More and more, Mr Gibson seems to want his writing to be pure description
- of surfaces, technology, objects, streets. On this level alone, his books are always worth reading, often attaining a sort of rhapsodic, dreamlike quality.
The trouble with the 'Blue Ant' trilogy, for me, is this prose has been built onto increasingly flimsy and unconvincing narratives, populated by vague, sketched-out characters. (The lead character, Hollis Henry, is supposedly some sort of cool-divining savant, but in this book at least shows almost no abilities beyond being able to order coffee in Selfridge's Food Hall. And, to the extent 'coolhunters' actually exist in reality, are they so well paid as freelancers that they can afford vast second homes in glamourous foreign locations? Sort of doubt it.)

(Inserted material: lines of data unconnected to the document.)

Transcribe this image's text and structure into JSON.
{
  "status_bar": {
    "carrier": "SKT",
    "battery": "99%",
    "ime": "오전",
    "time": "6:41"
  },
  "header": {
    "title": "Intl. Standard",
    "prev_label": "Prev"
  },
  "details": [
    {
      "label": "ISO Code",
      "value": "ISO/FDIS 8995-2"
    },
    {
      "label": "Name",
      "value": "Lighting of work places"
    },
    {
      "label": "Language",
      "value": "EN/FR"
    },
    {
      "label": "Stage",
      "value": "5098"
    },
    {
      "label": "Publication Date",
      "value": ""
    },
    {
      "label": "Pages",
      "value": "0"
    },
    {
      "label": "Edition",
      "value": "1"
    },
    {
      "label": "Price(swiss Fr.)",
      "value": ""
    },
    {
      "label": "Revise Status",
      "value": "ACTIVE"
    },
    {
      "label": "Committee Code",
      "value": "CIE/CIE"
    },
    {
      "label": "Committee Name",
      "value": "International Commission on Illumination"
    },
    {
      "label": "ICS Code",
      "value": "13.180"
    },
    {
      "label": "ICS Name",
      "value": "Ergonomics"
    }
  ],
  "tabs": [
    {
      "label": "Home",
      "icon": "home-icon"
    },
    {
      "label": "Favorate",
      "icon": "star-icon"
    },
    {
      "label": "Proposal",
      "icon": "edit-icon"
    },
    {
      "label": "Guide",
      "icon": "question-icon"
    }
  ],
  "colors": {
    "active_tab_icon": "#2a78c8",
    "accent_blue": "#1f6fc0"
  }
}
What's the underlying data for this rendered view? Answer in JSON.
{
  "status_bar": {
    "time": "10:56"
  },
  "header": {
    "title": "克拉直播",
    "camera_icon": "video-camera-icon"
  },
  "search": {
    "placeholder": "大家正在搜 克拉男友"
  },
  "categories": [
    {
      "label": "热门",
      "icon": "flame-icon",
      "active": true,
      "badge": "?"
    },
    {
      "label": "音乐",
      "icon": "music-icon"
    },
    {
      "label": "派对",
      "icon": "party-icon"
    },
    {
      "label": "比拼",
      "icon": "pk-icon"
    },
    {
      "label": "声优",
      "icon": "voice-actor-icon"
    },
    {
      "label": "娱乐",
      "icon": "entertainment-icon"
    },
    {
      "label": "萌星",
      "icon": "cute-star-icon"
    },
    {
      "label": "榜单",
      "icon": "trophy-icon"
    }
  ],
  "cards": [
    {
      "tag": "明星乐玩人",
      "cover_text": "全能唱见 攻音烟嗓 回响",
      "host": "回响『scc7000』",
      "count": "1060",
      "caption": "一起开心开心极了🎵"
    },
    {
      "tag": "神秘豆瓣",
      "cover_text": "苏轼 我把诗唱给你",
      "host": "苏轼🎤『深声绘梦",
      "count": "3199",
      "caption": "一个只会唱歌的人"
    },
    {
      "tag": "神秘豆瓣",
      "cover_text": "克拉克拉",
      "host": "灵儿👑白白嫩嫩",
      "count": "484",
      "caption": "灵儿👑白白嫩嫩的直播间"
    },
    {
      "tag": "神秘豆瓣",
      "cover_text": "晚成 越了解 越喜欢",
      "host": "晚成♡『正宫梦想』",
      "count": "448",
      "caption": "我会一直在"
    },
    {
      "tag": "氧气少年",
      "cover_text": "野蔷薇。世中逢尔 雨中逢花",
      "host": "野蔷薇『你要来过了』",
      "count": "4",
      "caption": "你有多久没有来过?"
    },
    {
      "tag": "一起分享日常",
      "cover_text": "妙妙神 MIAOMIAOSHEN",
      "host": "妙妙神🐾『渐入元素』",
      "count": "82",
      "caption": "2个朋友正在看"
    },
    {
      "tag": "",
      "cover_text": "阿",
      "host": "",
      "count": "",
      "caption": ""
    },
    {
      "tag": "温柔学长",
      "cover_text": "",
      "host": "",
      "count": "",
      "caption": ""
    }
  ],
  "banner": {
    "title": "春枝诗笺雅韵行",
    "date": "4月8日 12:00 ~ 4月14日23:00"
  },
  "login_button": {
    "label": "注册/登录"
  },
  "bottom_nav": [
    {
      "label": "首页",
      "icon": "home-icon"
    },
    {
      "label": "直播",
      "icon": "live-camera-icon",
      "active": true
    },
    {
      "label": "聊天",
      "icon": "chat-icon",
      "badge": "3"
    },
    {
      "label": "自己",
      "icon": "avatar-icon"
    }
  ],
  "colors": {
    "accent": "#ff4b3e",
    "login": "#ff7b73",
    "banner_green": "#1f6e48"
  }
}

But I digress. This time, Hubertus Bigend wants our two heroes to research an obscure Japanese clothing brand to aid his bid to manufacture clothing for the US Military. A fairly unpreposessing idea or what's nominally a thriller, you must admit, and so it proves as the protagonists sit round in obessively-decribed London cafes eating obsessively-described food whilst having conversations about jeans and the colour green,whilst what little plot there is advances at the speed of a glacier, though to be honest it's pretty difficult to care what happens anyway.
So, if your a Gibson fan, I'd get this for the prose..but maybe wait for the paperback. If your new to him ,this isn't the best start.